- **PROBLEM**
In the entries, find all lines that hold the word "this" and copy them.

======== GIVEN RECORDS

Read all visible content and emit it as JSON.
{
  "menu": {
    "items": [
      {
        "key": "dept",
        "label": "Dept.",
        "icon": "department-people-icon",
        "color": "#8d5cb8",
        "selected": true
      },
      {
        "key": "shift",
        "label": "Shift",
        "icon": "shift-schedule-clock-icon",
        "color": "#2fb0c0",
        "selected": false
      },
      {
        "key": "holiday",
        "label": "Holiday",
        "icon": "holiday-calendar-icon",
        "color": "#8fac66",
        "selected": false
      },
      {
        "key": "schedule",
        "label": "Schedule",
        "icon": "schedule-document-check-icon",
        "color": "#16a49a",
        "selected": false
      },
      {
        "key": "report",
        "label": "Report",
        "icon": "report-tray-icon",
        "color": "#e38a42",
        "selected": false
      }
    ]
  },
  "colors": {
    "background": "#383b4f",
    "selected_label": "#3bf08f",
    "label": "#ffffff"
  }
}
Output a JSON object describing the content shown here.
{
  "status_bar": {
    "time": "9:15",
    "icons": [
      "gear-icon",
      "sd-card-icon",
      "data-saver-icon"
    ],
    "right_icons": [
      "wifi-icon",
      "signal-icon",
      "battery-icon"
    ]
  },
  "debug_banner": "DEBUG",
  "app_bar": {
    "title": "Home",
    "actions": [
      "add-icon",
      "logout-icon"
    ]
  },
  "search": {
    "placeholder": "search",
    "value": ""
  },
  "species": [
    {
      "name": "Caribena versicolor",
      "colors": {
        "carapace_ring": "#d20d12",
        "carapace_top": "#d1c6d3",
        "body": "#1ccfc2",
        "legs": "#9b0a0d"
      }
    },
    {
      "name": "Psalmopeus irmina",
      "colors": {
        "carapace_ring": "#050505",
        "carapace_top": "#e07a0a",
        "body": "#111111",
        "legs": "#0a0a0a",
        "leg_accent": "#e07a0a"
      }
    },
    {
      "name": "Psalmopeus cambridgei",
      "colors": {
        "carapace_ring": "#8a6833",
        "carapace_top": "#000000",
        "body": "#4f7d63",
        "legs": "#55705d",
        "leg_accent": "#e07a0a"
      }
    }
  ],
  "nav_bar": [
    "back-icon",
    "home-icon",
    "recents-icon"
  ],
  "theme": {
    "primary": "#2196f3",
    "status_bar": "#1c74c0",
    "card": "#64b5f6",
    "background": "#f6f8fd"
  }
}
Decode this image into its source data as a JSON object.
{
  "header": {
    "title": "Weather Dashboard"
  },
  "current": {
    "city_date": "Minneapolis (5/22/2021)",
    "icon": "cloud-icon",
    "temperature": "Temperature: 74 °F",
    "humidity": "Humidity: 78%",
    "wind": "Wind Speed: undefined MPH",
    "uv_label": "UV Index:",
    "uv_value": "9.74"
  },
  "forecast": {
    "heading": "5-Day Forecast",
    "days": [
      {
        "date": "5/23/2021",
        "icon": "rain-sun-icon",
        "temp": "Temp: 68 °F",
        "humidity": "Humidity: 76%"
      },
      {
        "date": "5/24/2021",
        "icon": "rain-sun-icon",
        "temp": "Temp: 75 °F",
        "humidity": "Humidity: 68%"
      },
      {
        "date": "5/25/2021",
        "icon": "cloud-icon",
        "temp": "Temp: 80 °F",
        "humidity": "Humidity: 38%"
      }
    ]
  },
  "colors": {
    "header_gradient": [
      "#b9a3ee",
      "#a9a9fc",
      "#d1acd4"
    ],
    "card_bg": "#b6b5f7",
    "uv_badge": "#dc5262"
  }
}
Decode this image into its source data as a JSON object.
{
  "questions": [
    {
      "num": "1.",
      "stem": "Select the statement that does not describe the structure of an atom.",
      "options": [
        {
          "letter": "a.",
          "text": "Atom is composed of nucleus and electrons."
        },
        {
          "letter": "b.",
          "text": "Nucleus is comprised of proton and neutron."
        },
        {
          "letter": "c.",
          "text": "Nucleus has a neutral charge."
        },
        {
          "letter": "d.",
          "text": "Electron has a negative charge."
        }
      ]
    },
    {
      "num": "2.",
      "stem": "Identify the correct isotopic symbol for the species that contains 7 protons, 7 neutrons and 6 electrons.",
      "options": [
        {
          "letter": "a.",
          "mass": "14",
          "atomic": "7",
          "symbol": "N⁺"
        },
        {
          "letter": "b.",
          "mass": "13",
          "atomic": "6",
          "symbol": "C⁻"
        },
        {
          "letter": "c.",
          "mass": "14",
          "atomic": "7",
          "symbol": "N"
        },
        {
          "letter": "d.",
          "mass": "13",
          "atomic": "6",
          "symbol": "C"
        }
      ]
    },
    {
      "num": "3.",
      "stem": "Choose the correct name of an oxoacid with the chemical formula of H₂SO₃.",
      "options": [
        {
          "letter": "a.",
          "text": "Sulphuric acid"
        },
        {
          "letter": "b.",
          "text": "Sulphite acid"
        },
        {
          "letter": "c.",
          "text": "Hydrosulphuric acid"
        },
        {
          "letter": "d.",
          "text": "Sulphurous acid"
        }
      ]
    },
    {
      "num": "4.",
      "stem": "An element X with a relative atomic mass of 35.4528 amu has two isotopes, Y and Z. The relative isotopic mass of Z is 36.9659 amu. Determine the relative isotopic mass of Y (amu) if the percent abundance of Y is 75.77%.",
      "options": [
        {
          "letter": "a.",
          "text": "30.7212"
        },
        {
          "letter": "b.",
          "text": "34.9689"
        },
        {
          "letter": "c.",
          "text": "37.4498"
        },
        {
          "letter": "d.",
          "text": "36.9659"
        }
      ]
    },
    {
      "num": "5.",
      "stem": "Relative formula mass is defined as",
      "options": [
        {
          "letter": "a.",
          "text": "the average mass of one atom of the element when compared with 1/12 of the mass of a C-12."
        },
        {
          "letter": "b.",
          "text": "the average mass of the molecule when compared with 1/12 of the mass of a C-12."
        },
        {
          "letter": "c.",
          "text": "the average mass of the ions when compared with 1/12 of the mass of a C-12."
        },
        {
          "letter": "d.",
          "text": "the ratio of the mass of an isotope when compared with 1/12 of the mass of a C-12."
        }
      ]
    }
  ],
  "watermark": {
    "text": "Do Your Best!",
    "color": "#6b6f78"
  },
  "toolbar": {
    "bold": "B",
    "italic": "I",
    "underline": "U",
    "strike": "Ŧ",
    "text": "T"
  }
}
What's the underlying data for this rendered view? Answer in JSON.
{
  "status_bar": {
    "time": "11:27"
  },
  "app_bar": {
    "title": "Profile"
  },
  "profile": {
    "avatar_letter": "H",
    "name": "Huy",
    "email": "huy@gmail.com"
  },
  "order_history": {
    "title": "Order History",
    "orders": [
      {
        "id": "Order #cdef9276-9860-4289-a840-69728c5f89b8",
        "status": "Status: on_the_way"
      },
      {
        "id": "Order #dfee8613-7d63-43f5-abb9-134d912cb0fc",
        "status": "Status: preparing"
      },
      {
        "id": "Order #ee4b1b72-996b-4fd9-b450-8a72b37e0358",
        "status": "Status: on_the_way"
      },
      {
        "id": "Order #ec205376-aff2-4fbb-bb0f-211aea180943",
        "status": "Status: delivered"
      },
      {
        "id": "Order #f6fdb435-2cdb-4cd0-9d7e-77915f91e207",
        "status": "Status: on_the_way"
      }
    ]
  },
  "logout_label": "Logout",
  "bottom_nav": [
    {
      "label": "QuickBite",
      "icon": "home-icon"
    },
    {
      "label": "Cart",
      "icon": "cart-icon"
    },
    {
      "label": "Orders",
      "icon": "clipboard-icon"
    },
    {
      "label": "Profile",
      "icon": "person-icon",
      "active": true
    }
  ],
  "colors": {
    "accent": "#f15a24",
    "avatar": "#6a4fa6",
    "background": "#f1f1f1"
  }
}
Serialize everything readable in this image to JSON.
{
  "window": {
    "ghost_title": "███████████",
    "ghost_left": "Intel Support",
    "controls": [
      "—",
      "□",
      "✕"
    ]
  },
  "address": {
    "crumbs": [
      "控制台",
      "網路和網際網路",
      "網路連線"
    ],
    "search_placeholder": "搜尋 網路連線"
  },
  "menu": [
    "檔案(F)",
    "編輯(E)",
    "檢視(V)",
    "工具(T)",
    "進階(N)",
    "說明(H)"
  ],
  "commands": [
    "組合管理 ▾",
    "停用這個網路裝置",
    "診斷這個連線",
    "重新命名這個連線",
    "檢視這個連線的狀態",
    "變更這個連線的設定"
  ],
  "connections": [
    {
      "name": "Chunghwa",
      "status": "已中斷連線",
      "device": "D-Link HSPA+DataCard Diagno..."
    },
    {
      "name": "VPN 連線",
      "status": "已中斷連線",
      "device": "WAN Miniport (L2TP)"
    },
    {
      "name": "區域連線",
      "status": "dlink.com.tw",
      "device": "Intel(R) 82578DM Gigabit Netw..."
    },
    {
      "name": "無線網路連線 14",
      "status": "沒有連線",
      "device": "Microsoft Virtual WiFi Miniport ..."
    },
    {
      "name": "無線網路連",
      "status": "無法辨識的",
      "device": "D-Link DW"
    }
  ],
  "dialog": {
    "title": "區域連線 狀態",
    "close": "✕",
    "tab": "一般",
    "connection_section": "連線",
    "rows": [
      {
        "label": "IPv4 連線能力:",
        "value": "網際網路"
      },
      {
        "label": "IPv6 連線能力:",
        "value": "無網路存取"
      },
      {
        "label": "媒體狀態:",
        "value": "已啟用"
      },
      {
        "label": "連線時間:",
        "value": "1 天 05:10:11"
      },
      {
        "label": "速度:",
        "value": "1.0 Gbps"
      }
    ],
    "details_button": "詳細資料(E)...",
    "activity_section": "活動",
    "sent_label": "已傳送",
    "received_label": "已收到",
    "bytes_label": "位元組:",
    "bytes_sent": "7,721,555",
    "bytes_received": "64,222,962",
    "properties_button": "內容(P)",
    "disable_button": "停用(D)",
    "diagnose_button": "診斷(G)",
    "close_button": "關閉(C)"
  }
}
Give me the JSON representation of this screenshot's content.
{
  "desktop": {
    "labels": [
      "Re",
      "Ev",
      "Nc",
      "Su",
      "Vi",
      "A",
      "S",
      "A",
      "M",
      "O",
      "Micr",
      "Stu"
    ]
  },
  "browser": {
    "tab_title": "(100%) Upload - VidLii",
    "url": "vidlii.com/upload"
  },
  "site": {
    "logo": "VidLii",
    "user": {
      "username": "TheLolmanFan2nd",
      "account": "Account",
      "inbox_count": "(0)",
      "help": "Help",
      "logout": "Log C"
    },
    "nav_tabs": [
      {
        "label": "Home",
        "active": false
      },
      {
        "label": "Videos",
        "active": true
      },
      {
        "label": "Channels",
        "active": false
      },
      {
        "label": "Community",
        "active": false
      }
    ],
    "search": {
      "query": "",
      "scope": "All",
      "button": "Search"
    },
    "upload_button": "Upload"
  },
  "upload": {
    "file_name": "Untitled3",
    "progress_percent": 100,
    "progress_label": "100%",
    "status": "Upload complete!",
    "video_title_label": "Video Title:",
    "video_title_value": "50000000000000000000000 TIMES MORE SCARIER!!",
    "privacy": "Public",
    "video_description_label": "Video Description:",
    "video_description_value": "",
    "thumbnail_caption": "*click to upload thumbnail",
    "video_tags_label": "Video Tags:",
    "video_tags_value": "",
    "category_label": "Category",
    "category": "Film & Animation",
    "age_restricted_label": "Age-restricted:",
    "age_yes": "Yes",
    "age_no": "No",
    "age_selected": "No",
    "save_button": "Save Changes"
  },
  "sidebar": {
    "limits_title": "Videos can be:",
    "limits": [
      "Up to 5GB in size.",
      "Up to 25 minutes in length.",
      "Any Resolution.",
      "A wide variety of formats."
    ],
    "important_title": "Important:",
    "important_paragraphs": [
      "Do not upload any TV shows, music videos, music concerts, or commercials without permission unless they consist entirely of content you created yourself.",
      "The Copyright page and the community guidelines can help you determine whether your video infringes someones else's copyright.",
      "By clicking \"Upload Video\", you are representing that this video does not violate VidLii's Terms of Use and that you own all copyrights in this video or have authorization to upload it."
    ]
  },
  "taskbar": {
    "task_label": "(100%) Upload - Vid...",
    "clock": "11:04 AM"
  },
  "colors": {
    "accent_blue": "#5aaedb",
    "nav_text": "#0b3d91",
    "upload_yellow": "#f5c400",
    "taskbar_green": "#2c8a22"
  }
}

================

- **REPLY TO THE TASK**
Decode this image into its source data as a JSON object.
Decode this image into its source data as a JSON object.
What's the underlying data for this rendered view? Answer in JSON.
Serialize everything readable in this image to JSON.
Give me the JSON representation of this screenshot's content.
      "By clicking \"Upload Video\", you are representing that this video does not violate VidLii's Terms of Use and that you own all copyrights in this video or have authorization to upload it."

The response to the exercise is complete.